At the same time, “rain is a good thing” for the trees, which are the park’s species most impacted by climate change, Lamar said. The trees have suffered at least a 70% increase in mortality over the last decade due to severe drought and bark beetle infestations.

It was almost 10 years ago that biologists feared the Devil’s Hole pupfish was on the verge of extinction. Things look a little better today.

May 4, 2022

Lamar, who was one of about 50 park employees inside Death Valley during the storm, said he was prepared for the worst. His wife evacuated, but he stayed home with bottled water and several days’ worth of food and supplies.

He recalled two major bouts of rain in the morning and the evening as the storm moved through, and said he knew then that there would be significant effects.

“It certainly reshaped the landscape,” he said. “Alluvial fans were reshaped, canyons were reshaped.
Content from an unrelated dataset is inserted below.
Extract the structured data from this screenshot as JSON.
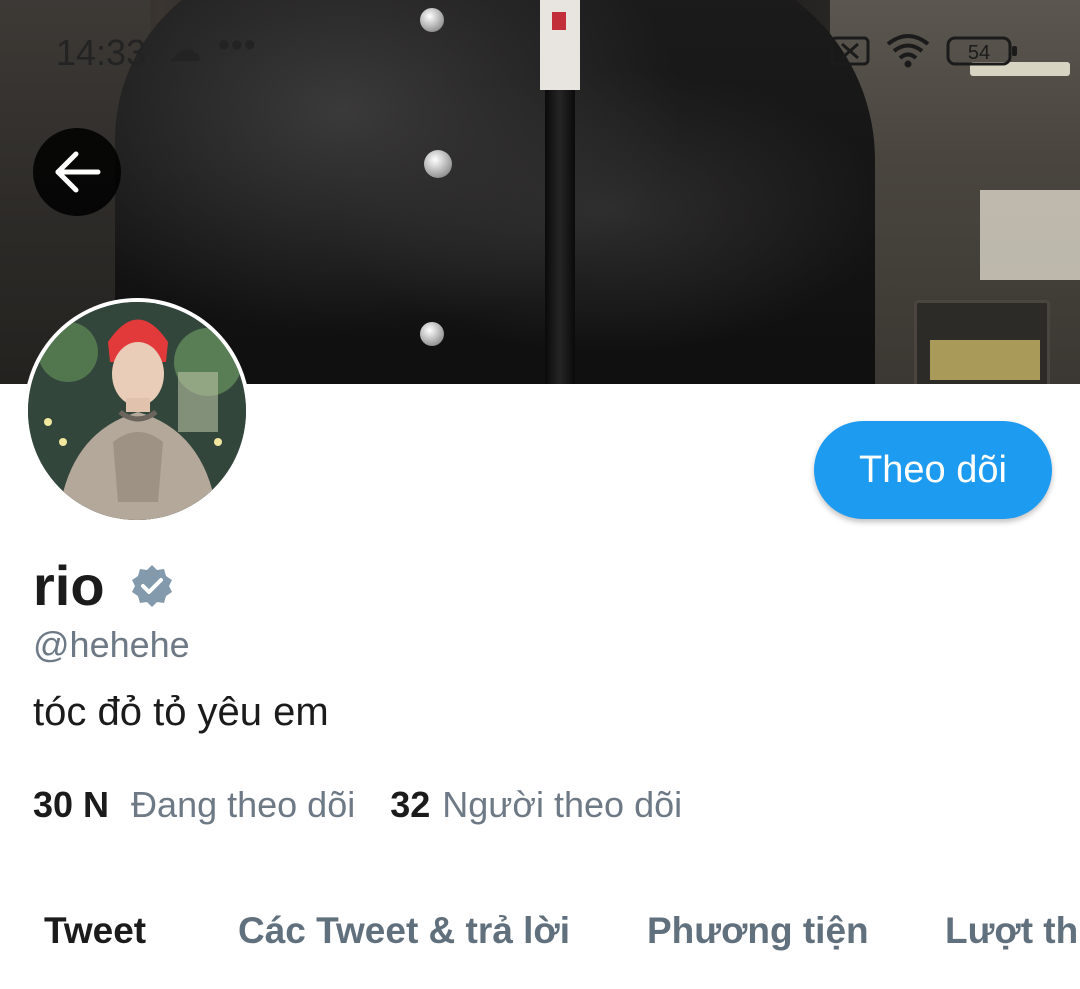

Things that were there before will no longer be there.”

The park will probably take a financial hit from the closures, particularly because the cooler fall and winter months tend to be popular times for visitors, although officials said it is too soon to put a dollar amount on the expected losses.

The damage from the storm may also affect how officials think about the park’s roads, which were quickly undercut by the surging water. More reinforcement, including improved drainage, will probably be needed as extreme weather events intensify, Lamar said.

Wind kicks up dust along Badwater Road, where crews continue to clean up damage from Tropical Storm Hilary.
Wind kicks up dust along Badwater Road, where crews continue to clean up damage from Tropical Storm Hilary.
(Robert Gauthier / Los Angeles Times)

Andriessen, of Caltrans, said crews are aiming to reopen State Route 190 in about three months. Other roads, including the one that runs from Furnace Creek to Badwater Basin, the park’s lowest point, are federally managed and also in need of repairs. There is no current estimate for its reopening.

But while Hilary was a record-setting shocker, the presence of water is also part of the park’s history, said Elyscia Lettermen, an interpretive park ranger.

During America’s last Ice Age more than 100,000 years ago, Death Valley was part of a large system of lakes. She noted that there are fossilized water ripples in mud layers in some parts of the park.

“Water is what helped sculpt this landscape — it’s not something new,” Letterman said. “Water, even though it’s rare, is a huge part of the story here.”